Liberalization — Lib er*al*i*za tion ( al*[i^]*z[=a] sh[u^]n), n. The act of liberalizing; the act of making less strict. Syn: liberalization, relaxation. [1913 Webster + WordNet 1.5] … The Collaborative International Dictionary of English
liberalization — 1794; see LIBERAL (Cf. liberal) + IZATION (Cf. ization) … Etymology dictionary
liberalization — (Amer.) libÂ·erÂ·alÂ·iÂ·zaÂ·tion || â€šlÉªbÉ™rÉ™lÉ™ zeÉªÊƒn / laÉª z n. act or process of making liberal; act or process of becoming liberal (also liberalisation) … English contemporary dictionary
liberalization — liberalize lib‧e‧ral‧ize [ˈlɪbrəlaɪz] also liberalise verb [transitive] to make rules or controls on something less strict: • The President promised to push ahead with his commitment to liberalize the economy. liberalizer also liberaliser … Financial and business terms
liberalization — noun Liberalization is used after these nouns: ↑trade … Collocations dictionary

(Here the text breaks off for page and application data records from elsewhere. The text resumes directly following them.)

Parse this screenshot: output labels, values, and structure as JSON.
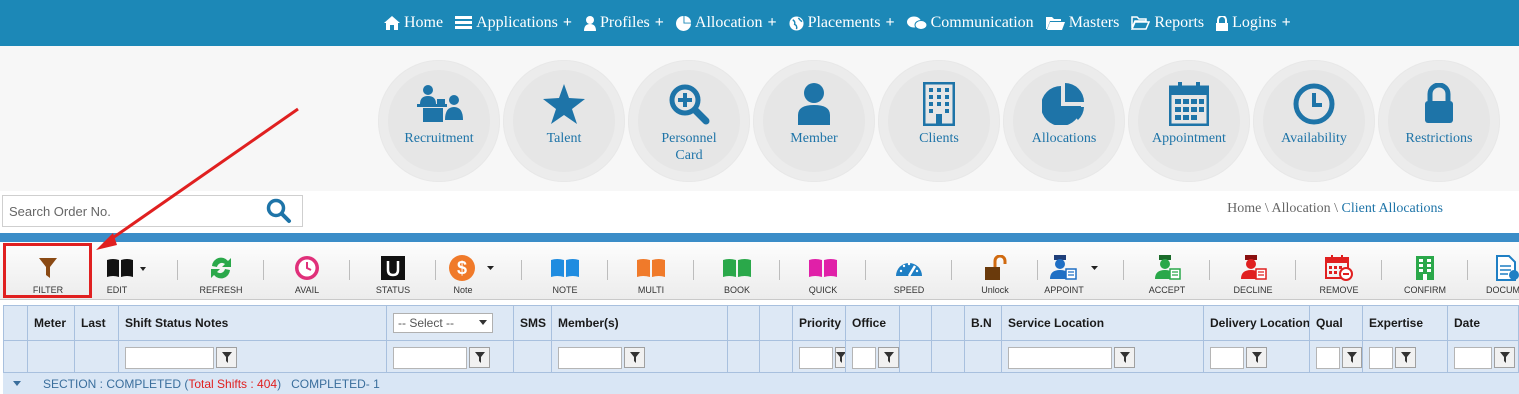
{
  "nav": {
    "items": [
      {
        "label": "Home",
        "icon": "home-icon",
        "plus": ""
      },
      {
        "label": "Applications",
        "icon": "list-icon",
        "plus": "+"
      },
      {
        "label": "Profiles",
        "icon": "user-icon",
        "plus": "+"
      },
      {
        "label": "Allocation",
        "icon": "pie-icon",
        "plus": "+"
      },
      {
        "label": "Placements",
        "icon": "globe-icon",
        "plus": "+"
      },
      {
        "label": "Communication",
        "icon": "chat-icon",
        "plus": ""
      },
      {
        "label": "Masters",
        "icon": "folder-open-icon",
        "plus": ""
      },
      {
        "label": "Reports",
        "icon": "folder-icon",
        "plus": ""
      },
      {
        "label": "Logins",
        "icon": "lock-icon",
        "plus": "+"
      }
    ]
  },
  "tiles": [
    {
      "label": "Recruitment",
      "icon": "recruitment-icon"
    },
    {
      "label": "Talent",
      "icon": "star-icon"
    },
    {
      "label": "Personnel Card",
      "icon": "search-plus-icon"
    },
    {
      "label": "Member",
      "icon": "user-icon"
    },
    {
      "label": "Clients",
      "icon": "building-icon"
    },
    {
      "label": "Allocations",
      "icon": "pie-chart-icon"
    },
    {
      "label": "Appointment",
      "icon": "calendar-icon"
    },
    {
      "label": "Availability",
      "icon": "clock-icon"
    },
    {
      "label": "Restrictions",
      "icon": "lock-icon"
    }
  ],
  "search": {
    "placeholder": "Search Order No."
  },
  "breadcrumb": {
    "home": "Home",
    "section": "Allocation",
    "current": "Client Allocations",
    "sep": " \\ "
  },
  "toolbar": {
    "buttons": [
      {
        "label": "FILTER",
        "icon": "filter-icon"
      },
      {
        "label": "EDIT",
        "icon": "book-icon"
      },
      {
        "label": "REFRESH",
        "icon": "refresh-icon"
      },
      {
        "label": "AVAIL",
        "icon": "clock-icon"
      },
      {
        "label": "STATUS",
        "icon": "status-icon"
      },
      {
        "label": "Note",
        "icon": "dollar-icon"
      },
      {
        "label": "NOTE",
        "icon": "book-blue-icon"
      },
      {
        "label": "MULTI",
        "icon": "book-orange-icon"
      },
      {
        "label": "BOOK",
        "icon": "book-green-icon"
      },
      {
        "label": "QUICK",
        "icon": "book-magenta-icon"
      },
      {
        "label": "SPEED",
        "icon": "speedometer-icon"
      },
      {
        "label": "Unlock",
        "icon": "unlock-icon"
      },
      {
        "label": "APPOINT",
        "icon": "appoint-icon"
      },
      {
        "label": "ACCEPT",
        "icon": "accept-icon"
      },
      {
        "label": "DECLINE",
        "icon": "decline-icon"
      },
      {
        "label": "REMOVE",
        "icon": "remove-icon"
      },
      {
        "label": "CONFIRM",
        "icon": "confirm-icon"
      },
      {
        "label": "DOCUM",
        "icon": "document-icon"
      }
    ]
  },
  "grid": {
    "headers": [
      "Meter",
      "Last",
      "Shift Status Notes",
      "",
      "SMS",
      "Member(s)",
      "",
      "",
      "Priority",
      "Office",
      "",
      "",
      "B.N",
      "Service Location",
      "Delivery Location",
      "Qual",
      "Expertise",
      "Date"
    ],
    "select_placeholder": "-- Select --"
  },
  "group": {
    "prefix": "SECTION : COMPLETED (",
    "total": "Total Shifts : 404",
    "suffix": ")   COMPLETED- 1"
  },
  "colors": {
    "nav_bg": "#1c88b7",
    "accent": "#1e74a8",
    "highlight": "#e02020"
  }
}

liberalization — liberalize (also liberalise) ► VERB ▪ remove or loosen restrictions on (something, typically an economic or political system). DERIVATIVES liberalization noun … English terms dictionary
liberalization — noun see liberalize … New Collegiate Dictionary

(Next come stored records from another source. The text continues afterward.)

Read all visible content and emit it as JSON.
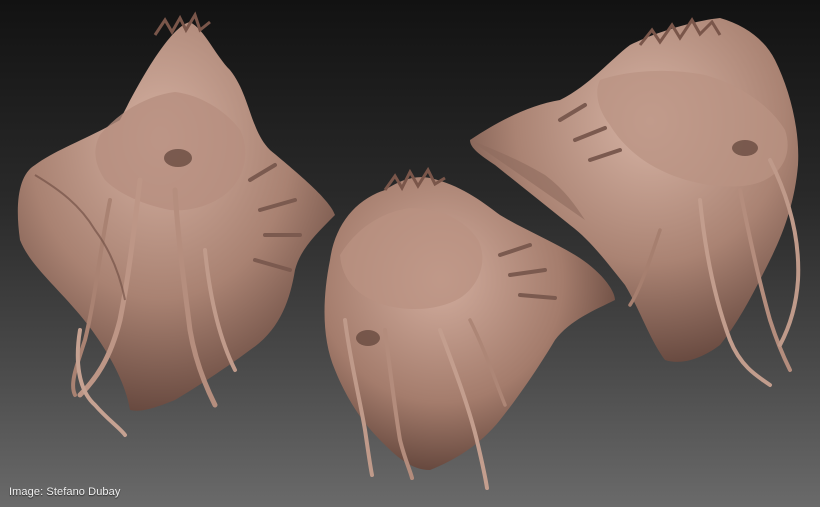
{
  "image": {
    "credit": "Image: Stefano Dubay",
    "colors": {
      "background_top": "#121212",
      "background_bottom": "#6a6a6a",
      "clay_light": "#c9a596",
      "clay_mid": "#a77f70",
      "clay_dark": "#6b4a40"
    }
  }
}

liberalization — See liberalize. * * * … Universalium
liberalization — noun The process or act of making more liberal … Wiktionary
liberalization — lib·er·al·iza·tion … English syllables